(Page and application data records)
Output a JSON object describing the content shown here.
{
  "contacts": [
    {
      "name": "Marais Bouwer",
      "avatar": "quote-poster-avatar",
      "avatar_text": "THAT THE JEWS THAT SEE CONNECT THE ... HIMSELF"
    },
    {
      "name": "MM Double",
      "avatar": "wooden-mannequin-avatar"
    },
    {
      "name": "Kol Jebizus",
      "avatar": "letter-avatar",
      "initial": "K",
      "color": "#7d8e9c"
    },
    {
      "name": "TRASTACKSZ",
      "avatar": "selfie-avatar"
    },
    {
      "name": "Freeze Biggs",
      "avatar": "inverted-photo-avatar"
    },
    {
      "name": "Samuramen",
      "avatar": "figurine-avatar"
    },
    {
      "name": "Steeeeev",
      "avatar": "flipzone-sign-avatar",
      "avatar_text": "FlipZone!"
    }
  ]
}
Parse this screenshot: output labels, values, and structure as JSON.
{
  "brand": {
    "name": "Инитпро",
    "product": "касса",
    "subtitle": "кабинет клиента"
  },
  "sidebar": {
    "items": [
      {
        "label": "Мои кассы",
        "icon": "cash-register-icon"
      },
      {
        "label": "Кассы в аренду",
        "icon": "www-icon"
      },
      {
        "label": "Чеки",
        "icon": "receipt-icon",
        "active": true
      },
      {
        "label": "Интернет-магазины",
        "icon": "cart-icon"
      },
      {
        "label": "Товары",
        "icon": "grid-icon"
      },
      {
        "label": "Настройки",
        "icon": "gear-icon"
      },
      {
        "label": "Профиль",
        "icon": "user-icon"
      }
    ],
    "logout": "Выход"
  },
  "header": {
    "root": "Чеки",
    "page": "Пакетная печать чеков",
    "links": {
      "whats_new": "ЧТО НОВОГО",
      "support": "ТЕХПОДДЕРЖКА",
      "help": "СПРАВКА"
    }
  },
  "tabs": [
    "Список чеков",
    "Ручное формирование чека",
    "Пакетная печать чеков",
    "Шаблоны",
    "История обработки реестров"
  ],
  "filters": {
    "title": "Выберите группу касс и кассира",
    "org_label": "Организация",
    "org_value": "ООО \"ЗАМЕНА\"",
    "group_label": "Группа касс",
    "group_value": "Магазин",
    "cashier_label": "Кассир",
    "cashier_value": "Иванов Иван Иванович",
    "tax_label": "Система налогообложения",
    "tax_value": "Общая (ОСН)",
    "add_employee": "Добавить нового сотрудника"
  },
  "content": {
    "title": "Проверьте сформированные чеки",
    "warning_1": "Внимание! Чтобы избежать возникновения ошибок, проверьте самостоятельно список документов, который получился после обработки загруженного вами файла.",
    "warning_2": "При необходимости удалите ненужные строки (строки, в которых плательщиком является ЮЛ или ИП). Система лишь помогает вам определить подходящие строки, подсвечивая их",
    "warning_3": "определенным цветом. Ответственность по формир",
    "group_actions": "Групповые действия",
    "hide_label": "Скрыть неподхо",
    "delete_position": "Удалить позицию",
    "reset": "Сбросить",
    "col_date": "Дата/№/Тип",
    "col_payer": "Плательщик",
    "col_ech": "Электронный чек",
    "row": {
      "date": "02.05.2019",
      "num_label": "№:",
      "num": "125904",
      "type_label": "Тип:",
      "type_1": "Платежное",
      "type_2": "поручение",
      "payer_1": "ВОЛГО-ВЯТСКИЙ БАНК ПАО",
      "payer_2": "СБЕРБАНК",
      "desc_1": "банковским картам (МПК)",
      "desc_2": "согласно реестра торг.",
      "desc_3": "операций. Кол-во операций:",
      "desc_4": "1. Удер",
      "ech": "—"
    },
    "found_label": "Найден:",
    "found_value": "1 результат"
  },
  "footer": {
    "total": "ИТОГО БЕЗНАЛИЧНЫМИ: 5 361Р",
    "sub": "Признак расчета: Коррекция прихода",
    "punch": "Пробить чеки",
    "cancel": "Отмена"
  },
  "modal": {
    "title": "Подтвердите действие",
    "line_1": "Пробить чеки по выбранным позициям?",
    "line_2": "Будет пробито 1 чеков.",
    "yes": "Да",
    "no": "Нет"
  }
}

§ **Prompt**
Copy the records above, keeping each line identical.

§ **Exercise output**
Output a JSON object describing the content shown here.
{
  "contacts": [
    {
      "name": "Marais Bouwer",
      "avatar": "quote-poster-avatar",
      "avatar_text": "THAT THE JEWS THAT SEE CONNECT THE ... HIMSELF"
    },
    {
      "name": "MM Double",
      "avatar": "wooden-mannequin-avatar"
    },
    {
      "name": "Kol Jebizus",
      "avatar": "letter-avatar",
      "initial": "K",
      "color": "#7d8e9c"
    },
    {
      "name": "TRASTACKSZ",
      "avatar": "selfie-avatar"
    },
    {
      "name": "Freeze Biggs",
      "avatar": "inverted-photo-avatar"
    },
    {
      "name": "Samuramen",
      "avatar": "figurine-avatar"
    },
    {
      "name": "Steeeeev",
      "avatar": "flipzone-sign-avatar",
      "avatar_text": "FlipZone!"
    }
  ]
}
Parse this screenshot: output labels, values, and structure as JSON.
{
  "brand": {
    "name": "Инитпро",
    "product": "касса",
    "subtitle": "кабинет клиента"
  },
  "sidebar": {
    "items": [
      {
        "label": "Мои кассы",
        "icon": "cash-register-icon"
      },
      {
        "label": "Кассы в аренду",
        "icon": "www-icon"
      },
      {
        "label": "Чеки",
        "icon": "receipt-icon",
        "active": true
      },
      {
        "label": "Интернет-магазины",
        "icon": "cart-icon"
      },
      {
        "label": "Товары",
        "icon": "grid-icon"
      },
      {
        "label": "Настройки",
        "icon": "gear-icon"
      },
      {
        "label": "Профиль",
        "icon": "user-icon"
      }
    ],
    "logout": "Выход"
  },
  "header": {
    "root": "Чеки",
    "page": "Пакетная печать чеков",
    "links": {
      "whats_new": "ЧТО НОВОГО",
      "support": "ТЕХПОДДЕРЖКА",
      "help": "СПРАВКА"
    }
  },
  "tabs": [
    "Список чеков",
    "Ручное формирование чека",
    "Пакетная печать чеков",
    "Шаблоны",
    "История обработки реестров"
  ],
  "filters": {
    "title": "Выберите группу касс и кассира",
    "org_label": "Организация",
    "org_value": "ООО \"ЗАМЕНА\"",
    "group_label": "Группа касс",
    "group_value": "Магазин",
    "cashier_label": "Кассир",
    "cashier_value": "Иванов Иван Иванович",
    "tax_label": "Система налогообложения",
    "tax_value": "Общая (ОСН)",
    "add_employee": "Добавить нового сотрудника"
  },
  "content": {
    "title": "Проверьте сформированные чеки",
    "warning_1": "Внимание! Чтобы избежать возникновения ошибок, проверьте самостоятельно список документов, который получился после обработки загруженного вами файла.",
    "warning_2": "При необходимости удалите ненужные строки (строки, в которых плательщиком является ЮЛ или ИП). Система лишь помогает вам определить подходящие строки, подсвечивая их",
    "warning_3": "определенным цветом. Ответственность по формир",
    "group_actions": "Групповые действия",
    "hide_label": "Скрыть неподхо",
    "delete_position": "Удалить позицию",
    "reset": "Сбросить",
    "col_date": "Дата/№/Тип",
    "col_payer": "Плательщик",
    "col_ech": "Электронный чек",
    "row": {
      "date": "02.05.2019",
      "num_label": "№:",
      "num": "125904",
      "type_label": "Тип:",
      "type_1": "Платежное",
      "type_2": "поручение",
      "payer_1": "ВОЛГО-ВЯТСКИЙ БАНК ПАО",
      "payer_2": "СБЕРБАНК",
      "desc_1": "банковским картам (МПК)",
      "desc_2": "согласно реестра торг.",
      "desc_3": "операций. Кол-во операций:",
      "desc_4": "1. Удер",
      "ech": "—"
    },
    "found_label": "Найден:",
    "found_value": "1 результат"
  },
  "footer": {
    "total": "ИТОГО БЕЗНАЛИЧНЫМИ: 5 361Р",
    "sub": "Признак расчета: Коррекция прихода",
    "punch": "Пробить чеки",
    "cancel": "Отмена"
  },
  "modal": {
    "title": "Подтвердите действие",
    "line_1": "Пробить чеки по выбранным позициям?",
    "line_2": "Будет пробито 1 чеков.",
    "yes": "Да",
    "no": "Нет"
  }
}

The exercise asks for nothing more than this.